At this time the department was unable to identify any similar administrative rules in Illinois that have been drafted or implemented in response to COVID-19.
8. Summary of the factual data and analytical methodologies that the agency used in support of the proposed rule and how any related findings support the regulatory approach chosen for the proposed rule:
The Department considered information available from the Department of Health Services relating to the COVID-19 pandemic in Wisconsin. On November 1, 2020, the average cases confirmed over the last 7 days was 4,385. This number is compared to the 7-day average of 2,405 present on October 1, 2020. Furthermore, over the same time period, the percent of positive tests have increased from 9.6 % to 15.1%. Wisconsin is continuing to experience unprecedented, near exponential growth of the COVID-19 pandemic. This growth is also impacting schools. In reviewing the Department of Health Services’ weekly COVID-19 facilities update, as of October 28, 2020 there have been 668 schools, colleges, or day care centers with two or more confirmed cases. Of these, 542 are categorized as “active investigations,” meaning fewer than four weeks had passed since the last possible exposure within those facilities. This is up from October 7, 2020, where there were 404 total and 340 active investigations for educational facilities.

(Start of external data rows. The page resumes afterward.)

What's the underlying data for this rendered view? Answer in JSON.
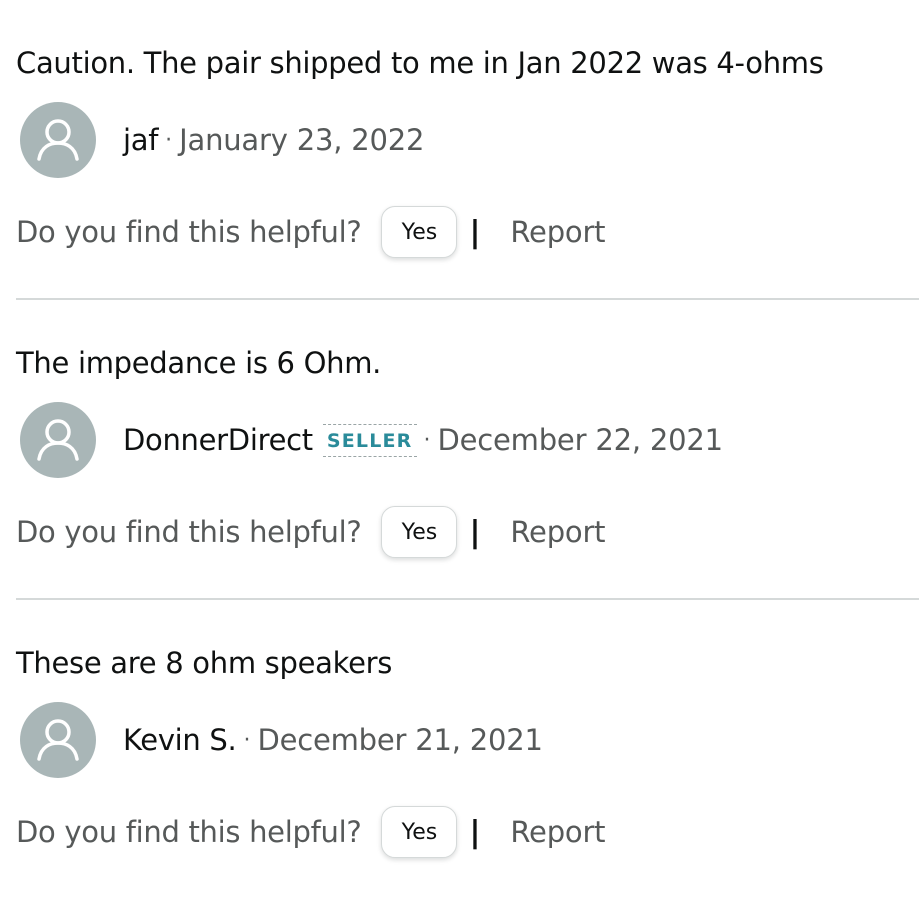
{
  "answers": [
    {
      "text": "Caution. The pair shipped to me in Jan 2022 was 4-ohms",
      "author": "jaf",
      "is_seller": false,
      "date": "January 23, 2022"
    },
    {
      "text": "The impedance is 6 Ohm.",
      "author": "DonnerDirect",
      "is_seller": true,
      "date": "December 22, 2021"
    },
    {
      "text": "These are 8 ohm speakers",
      "author": "Kevin S.",
      "is_seller": false,
      "date": "December 21, 2021"
    }
  ],
  "labels": {
    "separator": "·",
    "helpful_question": "Do you find this helpful?",
    "yes_button": "Yes",
    "pipe": "|",
    "report_link": "Report",
    "seller_badge": "SELLER"
  },
  "icons": {
    "avatar": "default-user-avatar-icon"
  },
  "colors": {
    "avatar_bg": "#a9b6b7",
    "seller_badge": "#2a8b9a",
    "secondary_text": "#565959",
    "divider": "#d5d9d9"
  }
}
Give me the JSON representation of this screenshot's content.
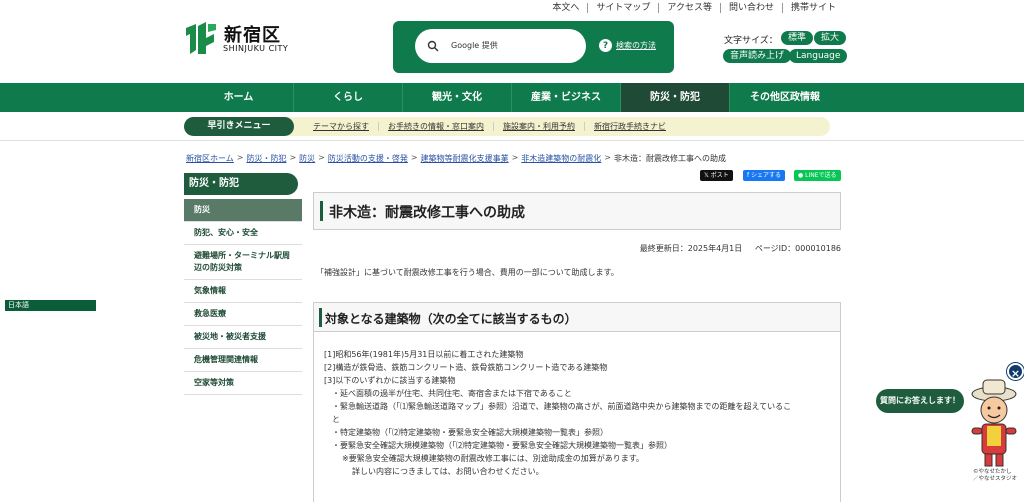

Some cases within educational facilities are forcing some districts to close buildings, move to online learning, at least temporarily, and delay re-opening plans.